* What is expected *
Go through the data and tally the lines that include "Business". The reply is that number alone.

--- START ---

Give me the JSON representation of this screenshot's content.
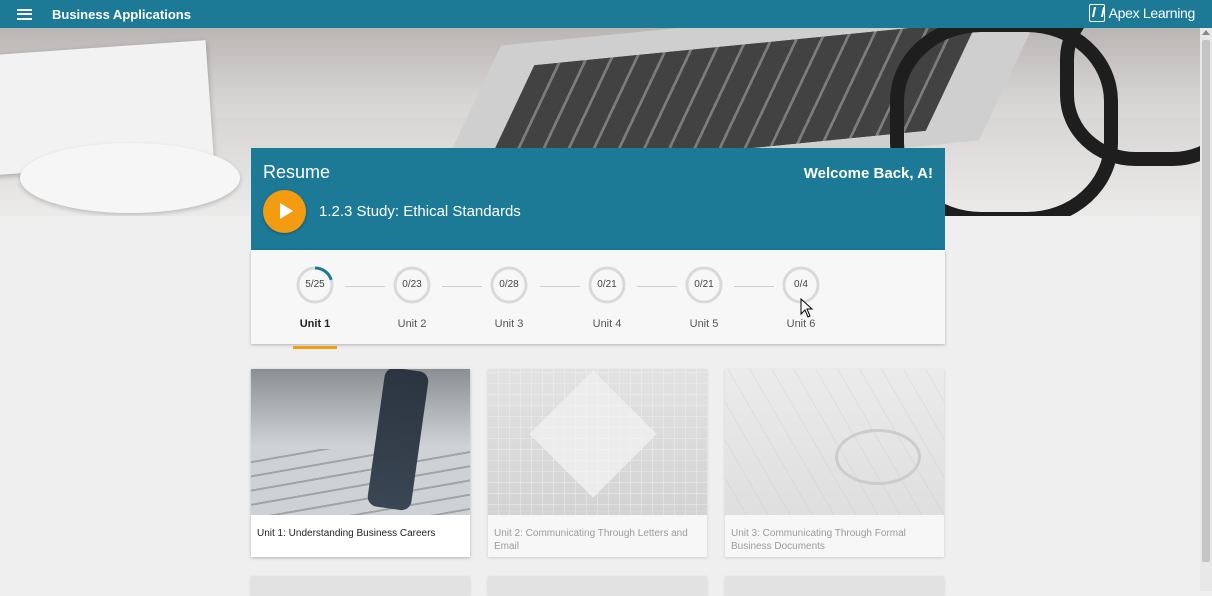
{
  "header": {
    "menu_icon": "hamburger-menu-icon",
    "app_title": "Business Applications",
    "logo_text": "Apex Learning",
    "background_color": "#1c7a96"
  },
  "resume": {
    "title": "Resume",
    "welcome": "Welcome Back, A!",
    "current_activity": "1.2.3 Study: Ethical Standards",
    "play_icon": "play-icon",
    "accent_color": "#f39c12"
  },
  "units": [
    {
      "label": "Unit 1",
      "progress": "5/25",
      "completed": 5,
      "total": 25,
      "active": true
    },
    {
      "label": "Unit 2",
      "progress": "0/23",
      "completed": 0,
      "total": 23,
      "active": false
    },
    {
      "label": "Unit 3",
      "progress": "0/28",
      "completed": 0,
      "total": 28,
      "active": false
    },
    {
      "label": "Unit 4",
      "progress": "0/21",
      "completed": 0,
      "total": 21,
      "active": false
    },
    {
      "label": "Unit 5",
      "progress": "0/21",
      "completed": 0,
      "total": 21,
      "active": false
    },
    {
      "label": "Unit 6",
      "progress": "0/4",
      "completed": 0,
      "total": 4,
      "active": false
    }
  ],
  "cards": [
    {
      "title": "Unit 1: Understanding Business Careers"
    },
    {
      "title": "Unit 2: Communicating Through Letters and Email"
    },
    {
      "title": "Unit 3: Communicating Through Formal Business Documents"
    }
  ]
}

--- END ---

* Exercise result *
3